Barbara Lydecker Crane has published three chapbooks, Zero Gravitas (White Violet Press, 2012), Alphabetricks (for children, Daffydowndilly Press, 2013), and BackWords Logic (Local Gems Press, 2017). She has won the Helen Schaible International Sonnet Contest, the Humor Award and a Laureate’s Choice Award in the Maria Faust Sonnet Contest, and was a Finalist for the RattleReaders’ Choice Award. Her poems are forthcoming or have appeared in Atlanta Review, First Things, Light, Measure and Think Journal, among many others, and in several anthologies. Also an artist, she lives with her husband in the Boston area.
James Najarian grew up on a goat farm in central Pennsylvania. He teaches Victorian literature at Boston College. He published a critical volume, Victorian Keats, in 2003. He has had poetry published in The Literary Imagination, Tar River Poetry, West Branch, The Mennonite, The Cape Rock, and other journals. The Goat Songs, winner of the Vassar Miller Prize from the University of North Texas Press is his first volume of poetry.
Aidan Rooney was born and grew up in Monaghan, Ireland. After graduating cum laude from Maynooth College, National University of Ireland – where, in 1982, he won the Guinness Literary Award for Poetry – he lived and taught in Ireland, France and Texas for a number of years before moving to New England. In 1996 he was winner of the W.B. Yeats Society of New York Poetry Competition and in 1997 he received the Sunday Tribune / Hennessy Cognac award for New Irish Poetry. His collections, Day Release (2000) and Tightrope (2007), are published there by The Gallery Press. His translations and original poems appear widely in journals and anthologies in Europe and North America, among the latter: The New Irish Poets (Bloodaxe), Staying Alive (Bloodaxe) and 180 More (Random House). In 2013, Aidan was awarded the Daniel Varoujan Award from the New England Poetry Club. His most recent collection, Go There, is forthcoming from Madhat Press (early 2019). Aidan has been teaching at Thayer Academy (Braintree, MA) since 1988.
Daniel Tobin is the author of eight books of poems, most recently From Nothing, winner of the Julia Ward Howe Prize and the forthcoming Blood Labors, as well as The Stone in the Air, his versions from Paul Celan. He is author of several critical works including the forthcoming On Serious Earth. Among his awards are the Robert Frost Fellowship, the Katherine Bakeless Nason Prize, and creative writing fellowships from the National Endowment for the Arts and the John Simon Guggenheim Foundation. He teaches at Emerson College.

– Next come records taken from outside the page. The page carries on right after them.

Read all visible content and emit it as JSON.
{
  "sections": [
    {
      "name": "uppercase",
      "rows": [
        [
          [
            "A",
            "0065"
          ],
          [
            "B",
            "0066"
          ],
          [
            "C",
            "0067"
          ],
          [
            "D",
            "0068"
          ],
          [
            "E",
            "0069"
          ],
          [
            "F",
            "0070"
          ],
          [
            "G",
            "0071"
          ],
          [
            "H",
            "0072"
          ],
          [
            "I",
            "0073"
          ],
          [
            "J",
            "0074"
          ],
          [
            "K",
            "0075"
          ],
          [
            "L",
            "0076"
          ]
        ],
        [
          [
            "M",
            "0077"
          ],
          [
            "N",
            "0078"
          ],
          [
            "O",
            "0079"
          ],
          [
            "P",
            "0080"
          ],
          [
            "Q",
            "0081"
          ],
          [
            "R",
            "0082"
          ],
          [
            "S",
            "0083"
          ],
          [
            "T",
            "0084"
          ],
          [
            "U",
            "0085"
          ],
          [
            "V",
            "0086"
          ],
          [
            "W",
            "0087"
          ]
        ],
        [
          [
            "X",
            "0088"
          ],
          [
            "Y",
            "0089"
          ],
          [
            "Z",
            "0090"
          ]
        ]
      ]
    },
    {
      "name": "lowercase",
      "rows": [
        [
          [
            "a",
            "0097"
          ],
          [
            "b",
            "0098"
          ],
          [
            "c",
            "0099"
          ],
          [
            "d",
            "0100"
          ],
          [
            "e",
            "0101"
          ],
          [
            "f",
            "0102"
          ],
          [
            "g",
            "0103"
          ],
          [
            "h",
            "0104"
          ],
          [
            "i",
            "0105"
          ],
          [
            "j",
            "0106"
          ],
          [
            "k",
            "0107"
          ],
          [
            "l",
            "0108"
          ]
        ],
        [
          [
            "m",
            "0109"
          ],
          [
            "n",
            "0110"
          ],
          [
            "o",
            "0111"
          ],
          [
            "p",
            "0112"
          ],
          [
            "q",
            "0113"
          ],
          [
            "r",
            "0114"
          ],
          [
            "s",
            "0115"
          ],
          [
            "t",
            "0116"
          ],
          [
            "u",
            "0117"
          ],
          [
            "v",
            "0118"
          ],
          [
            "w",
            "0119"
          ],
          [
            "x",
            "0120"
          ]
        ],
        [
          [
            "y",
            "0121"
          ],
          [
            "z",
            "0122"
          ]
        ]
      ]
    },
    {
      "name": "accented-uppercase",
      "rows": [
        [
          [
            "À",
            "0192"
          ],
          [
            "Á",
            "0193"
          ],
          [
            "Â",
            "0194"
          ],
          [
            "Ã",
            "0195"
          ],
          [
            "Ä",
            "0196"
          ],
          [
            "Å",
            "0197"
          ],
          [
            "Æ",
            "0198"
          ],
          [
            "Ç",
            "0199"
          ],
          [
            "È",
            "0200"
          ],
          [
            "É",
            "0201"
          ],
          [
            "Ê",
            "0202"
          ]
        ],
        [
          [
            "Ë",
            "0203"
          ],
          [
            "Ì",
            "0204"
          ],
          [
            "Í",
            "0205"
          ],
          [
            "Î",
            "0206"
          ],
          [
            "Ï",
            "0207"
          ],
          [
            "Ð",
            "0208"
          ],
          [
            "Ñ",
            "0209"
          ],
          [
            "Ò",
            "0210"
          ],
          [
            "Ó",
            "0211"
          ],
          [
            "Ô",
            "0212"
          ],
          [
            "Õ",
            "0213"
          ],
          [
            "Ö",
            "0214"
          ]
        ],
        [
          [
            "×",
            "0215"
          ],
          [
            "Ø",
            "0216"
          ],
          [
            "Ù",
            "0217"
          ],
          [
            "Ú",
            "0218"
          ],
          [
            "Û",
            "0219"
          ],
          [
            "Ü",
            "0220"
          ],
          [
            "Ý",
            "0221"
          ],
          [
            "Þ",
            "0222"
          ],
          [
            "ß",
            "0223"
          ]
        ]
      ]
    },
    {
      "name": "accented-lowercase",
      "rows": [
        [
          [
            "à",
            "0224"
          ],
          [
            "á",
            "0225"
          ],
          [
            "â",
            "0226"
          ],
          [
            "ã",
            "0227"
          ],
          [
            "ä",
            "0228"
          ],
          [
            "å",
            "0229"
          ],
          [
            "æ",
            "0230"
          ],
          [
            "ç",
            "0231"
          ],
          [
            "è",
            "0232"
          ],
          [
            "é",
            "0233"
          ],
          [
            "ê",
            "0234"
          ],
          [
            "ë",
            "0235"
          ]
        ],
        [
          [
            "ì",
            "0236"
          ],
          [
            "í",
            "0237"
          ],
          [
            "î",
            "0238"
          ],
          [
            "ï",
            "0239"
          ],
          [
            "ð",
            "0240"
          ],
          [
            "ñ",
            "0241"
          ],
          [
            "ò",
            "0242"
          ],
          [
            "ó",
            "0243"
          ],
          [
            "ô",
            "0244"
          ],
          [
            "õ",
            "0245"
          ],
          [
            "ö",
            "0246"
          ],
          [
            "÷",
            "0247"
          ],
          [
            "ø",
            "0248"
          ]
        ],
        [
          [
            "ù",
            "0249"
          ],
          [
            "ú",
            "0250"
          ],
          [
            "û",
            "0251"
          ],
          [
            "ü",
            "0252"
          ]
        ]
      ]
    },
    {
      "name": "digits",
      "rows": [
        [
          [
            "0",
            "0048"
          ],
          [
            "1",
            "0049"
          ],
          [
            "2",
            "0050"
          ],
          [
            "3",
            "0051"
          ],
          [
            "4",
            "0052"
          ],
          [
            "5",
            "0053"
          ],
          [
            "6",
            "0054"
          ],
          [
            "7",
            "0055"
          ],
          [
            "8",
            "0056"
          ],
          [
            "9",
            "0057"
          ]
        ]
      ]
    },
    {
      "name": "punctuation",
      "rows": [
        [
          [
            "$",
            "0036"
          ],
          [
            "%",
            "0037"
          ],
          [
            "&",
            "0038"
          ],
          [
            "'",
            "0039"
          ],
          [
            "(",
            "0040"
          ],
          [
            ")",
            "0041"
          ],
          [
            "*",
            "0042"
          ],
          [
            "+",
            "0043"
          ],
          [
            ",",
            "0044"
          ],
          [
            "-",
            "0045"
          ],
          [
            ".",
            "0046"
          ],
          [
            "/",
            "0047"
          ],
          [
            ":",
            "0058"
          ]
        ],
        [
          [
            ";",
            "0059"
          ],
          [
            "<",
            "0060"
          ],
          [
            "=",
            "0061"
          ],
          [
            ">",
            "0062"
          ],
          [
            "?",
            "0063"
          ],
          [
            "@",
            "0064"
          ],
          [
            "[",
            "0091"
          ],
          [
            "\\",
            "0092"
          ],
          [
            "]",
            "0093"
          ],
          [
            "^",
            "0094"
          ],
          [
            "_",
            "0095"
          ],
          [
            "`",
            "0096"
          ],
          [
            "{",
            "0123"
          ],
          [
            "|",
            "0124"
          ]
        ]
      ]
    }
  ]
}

Deborah Warren is the author of three poetry collections, The Size of Happiness (2003), Zero Meridian (2004), which received the New Criterion Prize, and Dream with Flowers and Bowl of Fruit (2008), recipient of the Richard Wilbur Award. Her poems have appeared in the Hudson Review, The New Yorker, Paris Review, Poetry, and Yale Review. Her work has also earned her the Howard Nemerov Sonnet Award and the Robert Frost Poetry Award. She lives with her husband in Massachusetts.